*Requirement:* All pictures are to be dropped, and everything else in the data duplicated exactly.

*Supplied records:*
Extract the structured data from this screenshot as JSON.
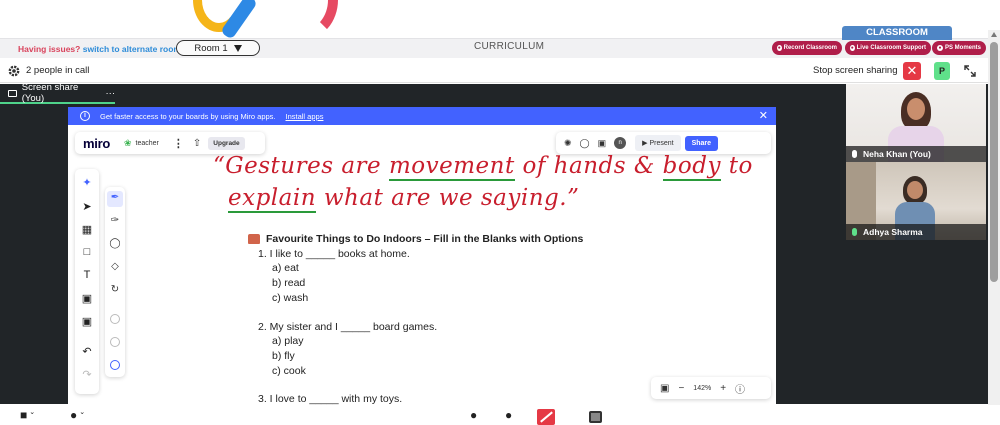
{
  "header": {
    "issues_text": "Having issues?",
    "alt_room_link": "switch to alternate room",
    "room_selector": "Room 1",
    "curriculum_label": "CURRICULUM",
    "classroom_tab": "CLASSROOM",
    "buttons": {
      "record": "Record Classroom",
      "live_support": "Live Classroom Support",
      "moments": "PS Moments"
    }
  },
  "call": {
    "people_count": "2 people in call",
    "stop_share": "Stop screen sharing",
    "participant_initial": "P",
    "screen_share_tab": "Screen share (You)",
    "screen_share_more": "···"
  },
  "miro": {
    "banner_text": "Get faster access to your boards by using Miro apps.",
    "install_link": "Install apps",
    "logo": "miro",
    "board_name": "teacher",
    "upgrade": "Upgrade",
    "present": "Present",
    "share": "Share",
    "avatar_initial": "n",
    "zoom": "142%",
    "handwriting_line1_a": "“Gestures are ",
    "handwriting_line1_b": "movement",
    "handwriting_line1_c": " of hands & ",
    "handwriting_line1_d": "body",
    "handwriting_line1_e": " to",
    "handwriting_line2_a": "explain",
    "handwriting_line2_b": " what are we saying.”"
  },
  "worksheet": {
    "title": "Favourite Things to Do Indoors – Fill in the Blanks with Options",
    "questions": [
      {
        "text": "1. I like to _____ books at home.",
        "options": [
          "a) eat",
          "b) read",
          "c) wash"
        ]
      },
      {
        "text": "2. My sister and I _____ board games.",
        "options": [
          "a) play",
          "b) fly",
          "c) cook"
        ]
      },
      {
        "text": "3. I love to _____ with my toys.",
        "options": []
      }
    ]
  },
  "participants": [
    {
      "name": "Neha Khan (You)"
    },
    {
      "name": "Adhya Sharma"
    }
  ],
  "colors": {
    "accent_blue": "#4262ff",
    "stop_red": "#e53945",
    "handwriting_red": "#c81e2d",
    "underline_green": "#2a9a3a",
    "pill_maroon": "#b01e4a"
  }
}
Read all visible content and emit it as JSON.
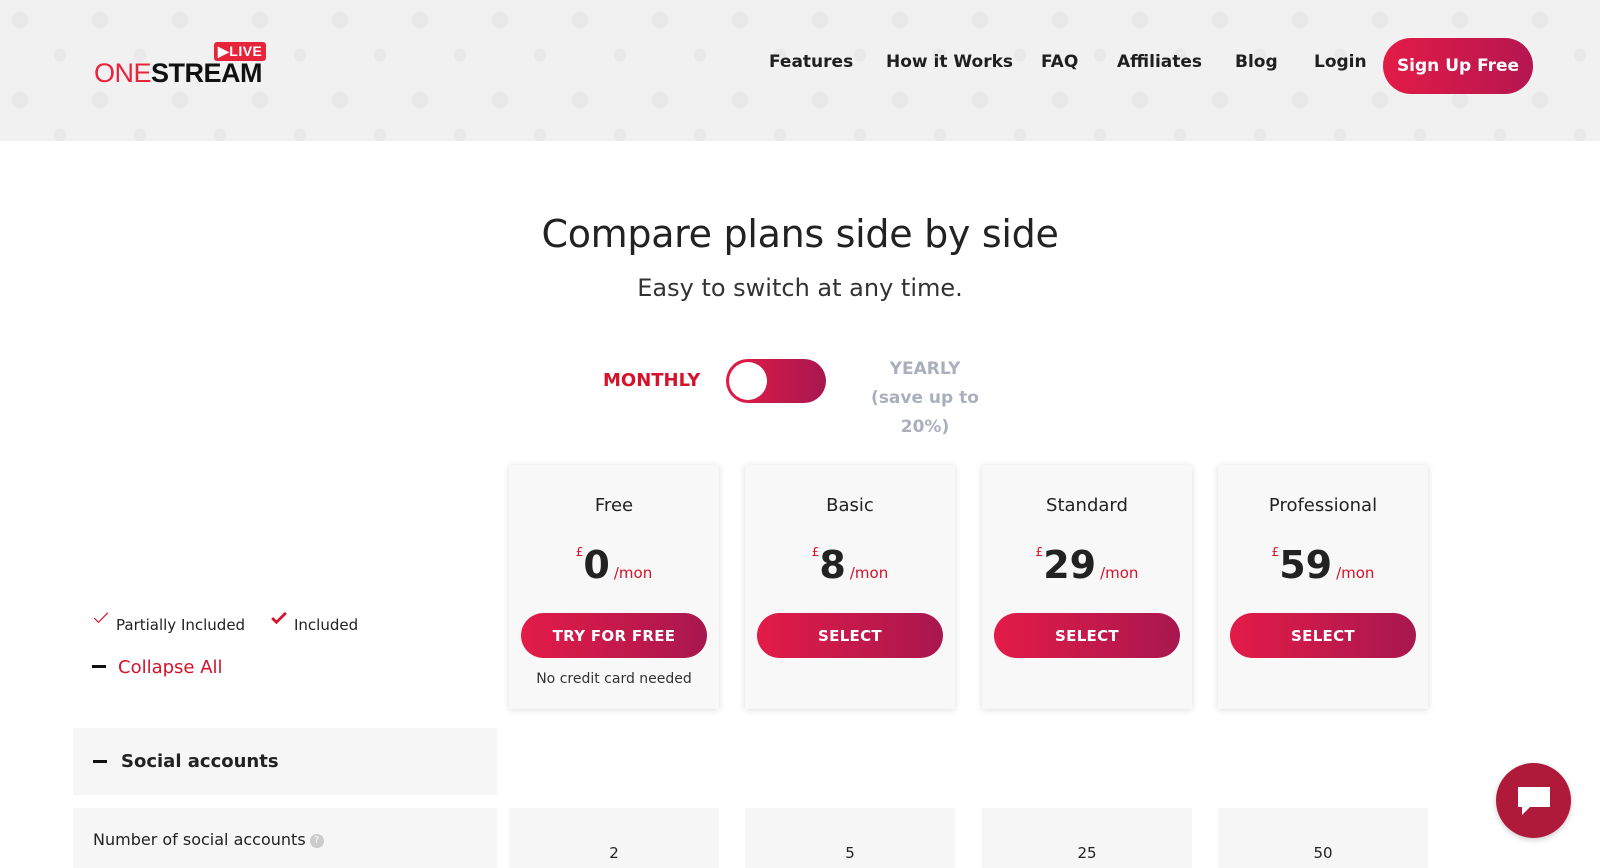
{
  "brand": {
    "logo_live": "LIVE",
    "logo_one": "ONE",
    "logo_stream": "STREAM"
  },
  "nav": {
    "items": [
      "Features",
      "How it Works",
      "FAQ",
      "Affiliates",
      "Blog",
      "Login"
    ],
    "signup": "Sign Up Free"
  },
  "hero": {
    "title": "Compare plans side by side",
    "subtitle": "Easy to switch at any time."
  },
  "billing": {
    "monthly": "MONTHLY",
    "yearly": "YEARLY",
    "yearly_note": "(save up to 20%)"
  },
  "legend": {
    "partial": "Partially Included",
    "included": "Included",
    "collapse": "Collapse All"
  },
  "plans": [
    {
      "name": "Free",
      "currency": "£",
      "amount": "0",
      "per": "/mon",
      "button": "TRY FOR FREE",
      "note": "No credit card needed"
    },
    {
      "name": "Basic",
      "currency": "£",
      "amount": "8",
      "per": "/mon",
      "button": "SELECT",
      "note": ""
    },
    {
      "name": "Standard",
      "currency": "£",
      "amount": "29",
      "per": "/mon",
      "button": "SELECT",
      "note": ""
    },
    {
      "name": "Professional",
      "currency": "£",
      "amount": "59",
      "per": "/mon",
      "button": "SELECT",
      "note": ""
    }
  ],
  "sections": {
    "social": {
      "label": "Social accounts",
      "rows": [
        {
          "label": "Number of social accounts",
          "values": [
            "2",
            "5",
            "25",
            "50"
          ]
        }
      ]
    }
  },
  "colors": {
    "accent": "#e31b47",
    "accent_dark": "#a8174f",
    "muted": "#aab0bb"
  },
  "icons": {
    "chat": "chat-bubble-icon",
    "help": "question-circle-icon"
  }
}
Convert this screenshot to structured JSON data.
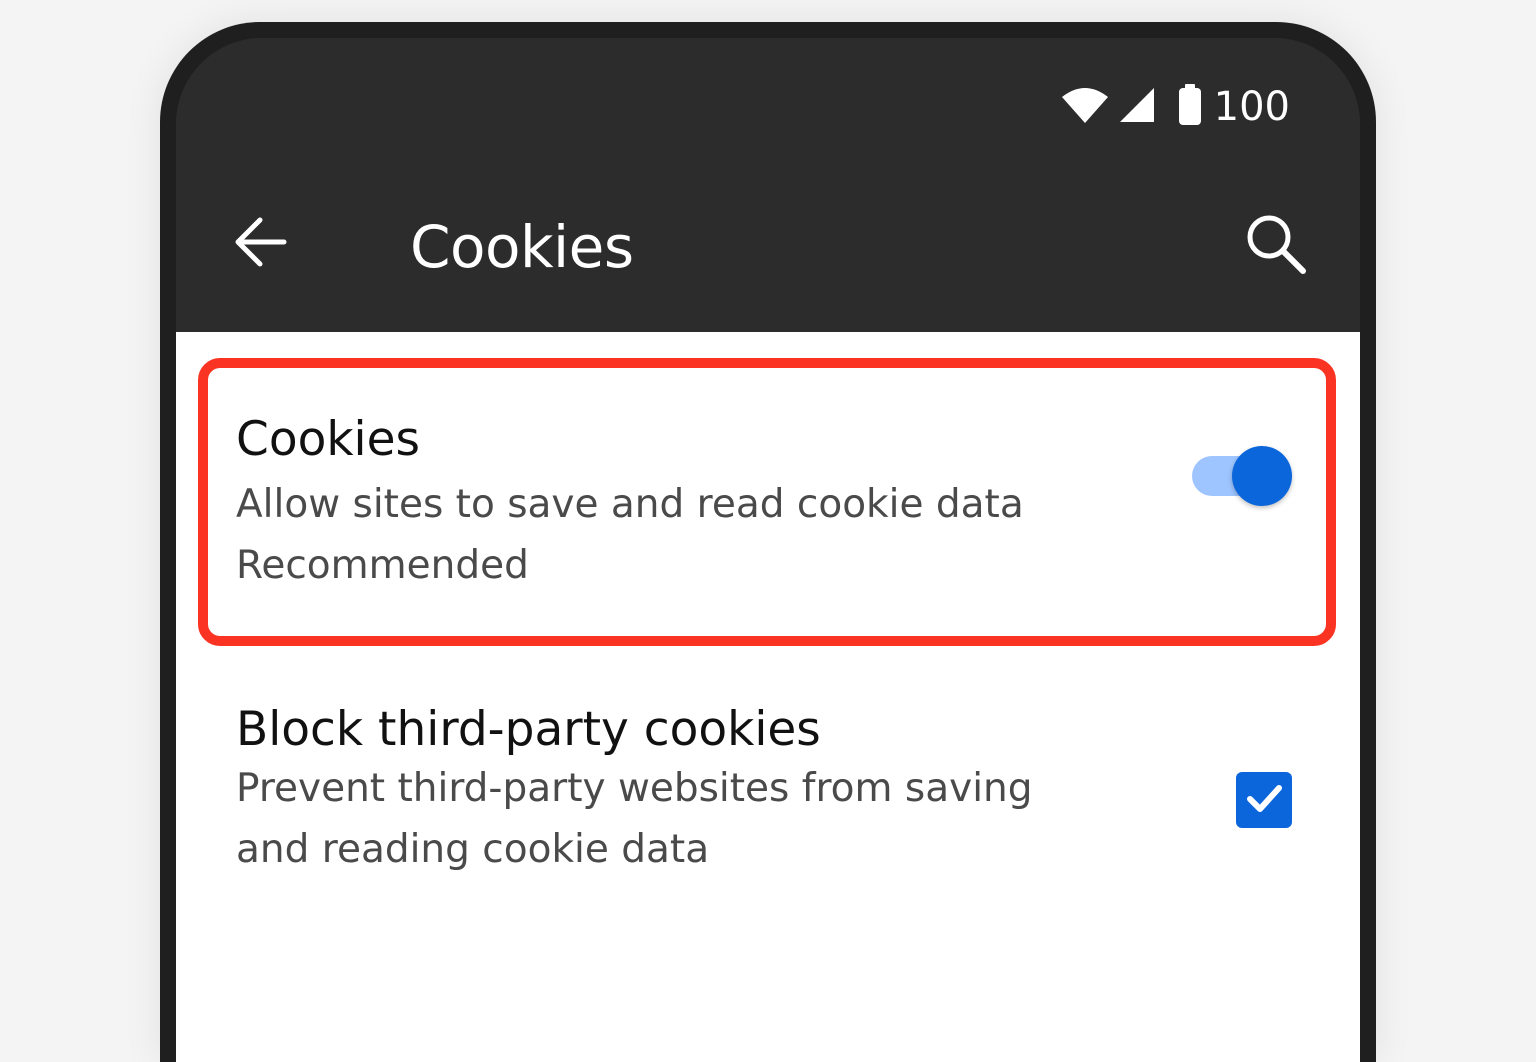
{
  "status_bar": {
    "battery_level": "100",
    "icons": [
      "wifi-icon",
      "cellular-signal-icon",
      "battery-icon"
    ]
  },
  "app_bar": {
    "title": "Cookies",
    "back_icon": "arrow-left-icon",
    "search_icon": "search-icon"
  },
  "settings": [
    {
      "title": "Cookies",
      "description": "Allow sites to save and read cookie data",
      "note": "Recommended",
      "control": "toggle",
      "checked": true,
      "highlighted": true
    },
    {
      "title": "Block third-party cookies",
      "description": "Prevent third-party websites from saving and reading cookie data",
      "control": "checkbox",
      "checked": true
    }
  ],
  "colors": {
    "app_bar_bg": "#2c2c2c",
    "accent": "#0b66db",
    "toggle_track": "#9ec5ff",
    "highlight": "#fb3323"
  }
}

*Exercise output:*
Extract the structured data from this screenshot as JSON.
{
  "header": {
    "issues_text": "Having issues?",
    "alt_room_link": "switch to alternate room",
    "room_selector": "Room 1",
    "curriculum_label": "CURRICULUM",
    "classroom_tab": "CLASSROOM",
    "buttons": {
      "record": "Record Classroom",
      "live_support": "Live Classroom Support",
      "moments": "PS Moments"
    }
  },
  "call": {
    "people_count": "2 people in call",
    "stop_share": "Stop screen sharing",
    "participant_initial": "P",
    "screen_share_tab": "Screen share (You)",
    "screen_share_more": "···"
  },
  "miro": {
    "banner_text": "Get faster access to your boards by using Miro apps.",
    "install_link": "Install apps",
    "logo": "miro",
    "board_name": "teacher",
    "upgrade": "Upgrade",
    "present": "Present",
    "share": "Share",
    "avatar_initial": "n",
    "zoom": "142%",
    "handwriting_line1_a": "“Gestures are ",
    "handwriting_line1_b": "movement",
    "handwriting_line1_c": " of hands & ",
    "handwriting_line1_d": "body",
    "handwriting_line1_e": " to",
    "handwriting_line2_a": "explain",
    "handwriting_line2_b": " what are we saying.”"
  },
  "worksheet": {
    "title": "Favourite Things to Do Indoors – Fill in the Blanks with Options",
    "questions": [
      {
        "text": "1. I like to _____ books at home.",
        "options": [
          "a) eat",
          "b) read",
          "c) wash"
        ]
      },
      {
        "text": "2. My sister and I _____ board games.",
        "options": [
          "a) play",
          "b) fly",
          "c) cook"
        ]
      },
      {
        "text": "3. I love to _____ with my toys.",
        "options": []
      }
    ]
  },
  "participants": [
    {
      "name": "Neha Khan (You)"
    },
    {
      "name": "Adhya Sharma"
    }
  ],
  "colors": {
    "accent_blue": "#4262ff",
    "stop_red": "#e53945",
    "handwriting_red": "#c81e2d",
    "underline_green": "#2a9a3a",
    "pill_maroon": "#b01e4a"
  }
}
Read all visible content and emit it as JSON.
{
  "brand": {
    "logo_live": "LIVE",
    "logo_one": "ONE",
    "logo_stream": "STREAM"
  },
  "nav": {
    "items": [
      "Features",
      "How it Works",
      "FAQ",
      "Affiliates",
      "Blog",
      "Login"
    ],
    "signup": "Sign Up Free"
  },
  "hero": {
    "title": "Compare plans side by side",
    "subtitle": "Easy to switch at any time."
  },
  "billing": {
    "monthly": "MONTHLY",
    "yearly": "YEARLY",
    "yearly_note": "(save up to 20%)"
  },
  "legend": {
    "partial": "Partially Included",
    "included": "Included",
    "collapse": "Collapse All"
  },
  "plans": [
    {
      "name": "Free",
      "currency": "£",
      "amount": "0",
      "per": "/mon",
      "button": "TRY FOR FREE",
      "note": "No credit card needed"
    },
    {
      "name": "Basic",
      "currency": "£",
      "amount": "8",
      "per": "/mon",
      "button": "SELECT",
      "note": ""
    },
    {
      "name": "Standard",
      "currency": "£",
      "amount": "29",
      "per": "/mon",
      "button": "SELECT",
      "note": ""
    },
    {
      "name": "Professional",
      "currency": "£",
      "amount": "59",
      "per": "/mon",
      "button": "SELECT",
      "note": ""
    }
  ],
  "sections": {
    "social": {
      "label": "Social accounts",
      "rows": [
        {
          "label": "Number of social accounts",
          "values": [
            "2",
            "5",
            "25",
            "50"
          ]
        }
      ]
    }
  },
  "colors": {
    "accent": "#e31b47",
    "accent_dark": "#a8174f",
    "muted": "#aab0bb"
  },
  "icons": {
    "chat": "chat-bubble-icon",
    "help": "question-circle-icon"
  }
}
Convert this screenshot to structured JSON data.
{
  "status_bar": {
    "battery_level": "100",
    "icons": [
      "wifi-icon",
      "cellular-signal-icon",
      "battery-icon"
    ]
  },
  "app_bar": {
    "title": "Cookies",
    "back_icon": "arrow-left-icon",
    "search_icon": "search-icon"
  },
  "settings": [
    {
      "title": "Cookies",
      "description": "Allow sites to save and read cookie data",
      "note": "Recommended",
      "control": "toggle",
      "checked": true,
      "highlighted": true
    },
    {
      "title": "Block third-party cookies",
      "description": "Prevent third-party websites from saving and reading cookie data",
      "control": "checkbox",
      "checked": true
    }
  ],
  "colors": {
    "app_bar_bg": "#2c2c2c",
    "accent": "#0b66db",
    "toggle_track": "#9ec5ff",
    "highlight": "#fb3323"
  }
}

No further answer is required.